It took three days for the Agrarians to respond.
The chants echoed far into Lear territory to clash with the shouts of the siren boy as the Lear military scrambled to the bottleneck, lining up in ranks behind each of the doors, stun guns turned to high and braced for attack. And when Airomem arrived with her father, nearly three quarters of their military faced off against the Agrarians, while the remaining quarter had fallen back to wait a the opposite end of the ship in case of a planned Aquarian attack.
Airomem’s breath caught in her throat when she saw the entire force- never before had she witnessed a full attack, but she had heard the stories of their numbers.
The Agrarian ranks stopped just thirty feet from the entry point doorway, the four front men lined with ropy scars across the faces and arms, their eyes hard and their skin tight. Behind them was another row of nearly identical men, and behind that another, dozens of rows that extending back as far as she could see- more warriors in that corridor, it seemed, than the entire population of the Lear.
And together they chanted, their voices forming sounds rather than words. Guttural noises that lashed against the ranks of the Lear in unison, funneled down the hallway to strike like a battering ram.
“Show no fear!” Hissed her father as he walked forward through the ranks of his men, Airomem at his right side, and Tela at his left, “It’s all intimidation. They know that their casualties attacking the entry point would be too costly to merit an initiative. Stand tall, chests outwards, faces stoic. Be proud, for you are the Lear, and as each strong as ten of their men!”
And as he passed, their heads rose, and their expressions steeled, and their stances widened. Then he took his place at the front of the group, their spearhead, his own life first among them.
Then the voices of the Agrarians grew louder, and they stamped their feet until the walls began to shake, their faces turning red as something approached from far behind them. It passed over their heads, supported by a sea of hands as it moved forward, a dark shadow that nearly brushed against the ceiling of the hallway. And as it reached the front of the crowd, Airomem made out its shape.

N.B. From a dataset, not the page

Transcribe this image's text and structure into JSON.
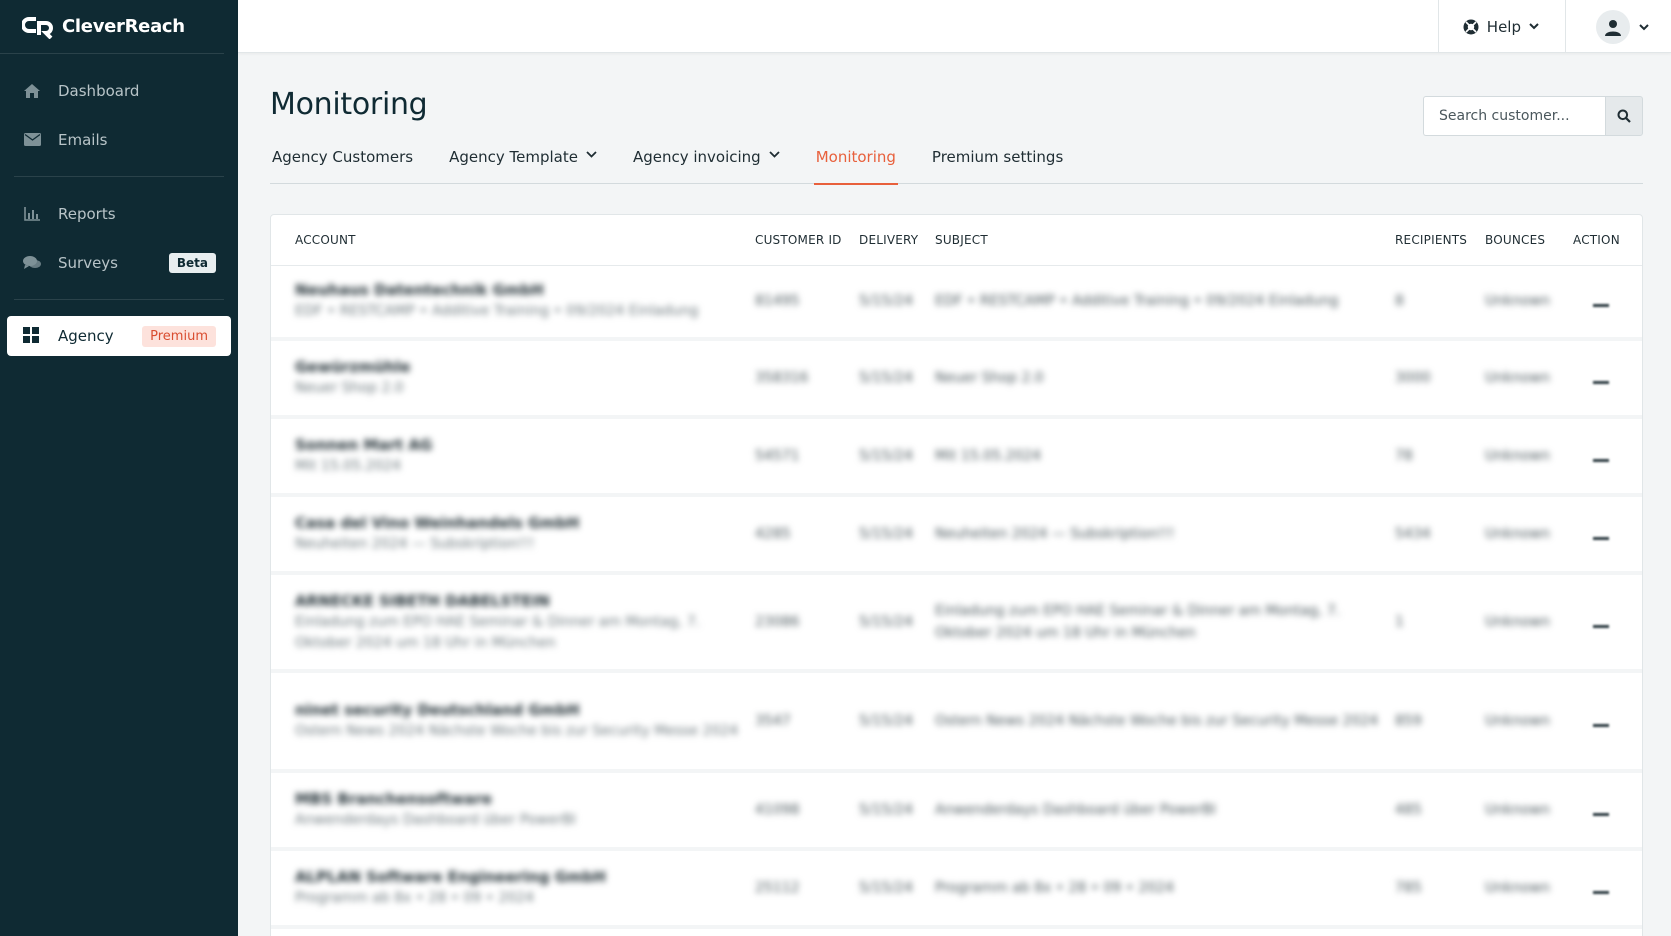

It was a couch, or rather, couches, lashed together by liberated electrical wires to form a platform. The legs and lower half of the couch were dyed red, the fabric coming away in sheared and dangling strips. Bones jostled from the sides, clacking together as the platform swayed and then was passed down to the front of the Agrarians directly in front of Airomem’s father.
Silence washed over the horde as a figure stood up from the couches, brandishing two stun guns and letting electricity crackle between their prongs, illuminating a long scar than ran down his face and yellowed teeth.
“I am Sitient of the Agrarians, and I hear you have a deal for us, Lear!” He shouted, “A deal for us that may put our troubles with the Aquarians to an end!”
“Indeed,” Responded Airomem’s father, stepping forward, “We come offering you a trade of ten stun guns, for safe passage.”
“And why do you seek this deal, Learman? What have you to gain?”
“The reasons are twofold. First, we seek to explore the ship, and update our records.”
“Lies, Lear lies. But go on.”
“And second, we have been stiffed by the Aquarians for far too long in their dealings. Their water arrives to us tainted and off color, smelling of rot. Should you take their lands, we ask for fair tribute, as they have cheated us in our trades. Furthermore, we find it easier to trade with one unified tribe rather than two, and if that means wiping out the Aquarians through enhanced weaponry, then so be it.”
Sitient smiled, and opened his hands.
“Then so be it! We too know the Aquarians for their treachery. But how should I know that you will make good on the deal? You are old, perhaps only a decade away from death. Perhaps your plan is to die among us, and for the bargain never to be completed? Perhaps this is a Lear trick, a Lear lie?”
His voice rose, and the chanting behind him surged to meet it, rattling the walls for a full two minutes before it subsided and her father was able to respond.
“I assure you, we have no ill intentions. We simply seek for guidance and guardianship. In return, you’ll have your weapons.”
Sitient’s eyes narrowed, and the skin over his cheekbone twitched, his scar dancing.
“Do not take me for a fool! I smell lies better than I smell flesh. No, should this deal be completed, it shall be on my terms.” He cast his gaze around the Lear, the pupils coming to rest on Airomem.
“No, I shall not take you, the aged leader. Instead, I’ll take her, to ensure you make good on the deal!” He said, and pointed, his index finger aimed at Airomem as chills raced down her spine, “Besides, she took one of our own just a few days ago- is it not fitting we take her in return? A fair trade.”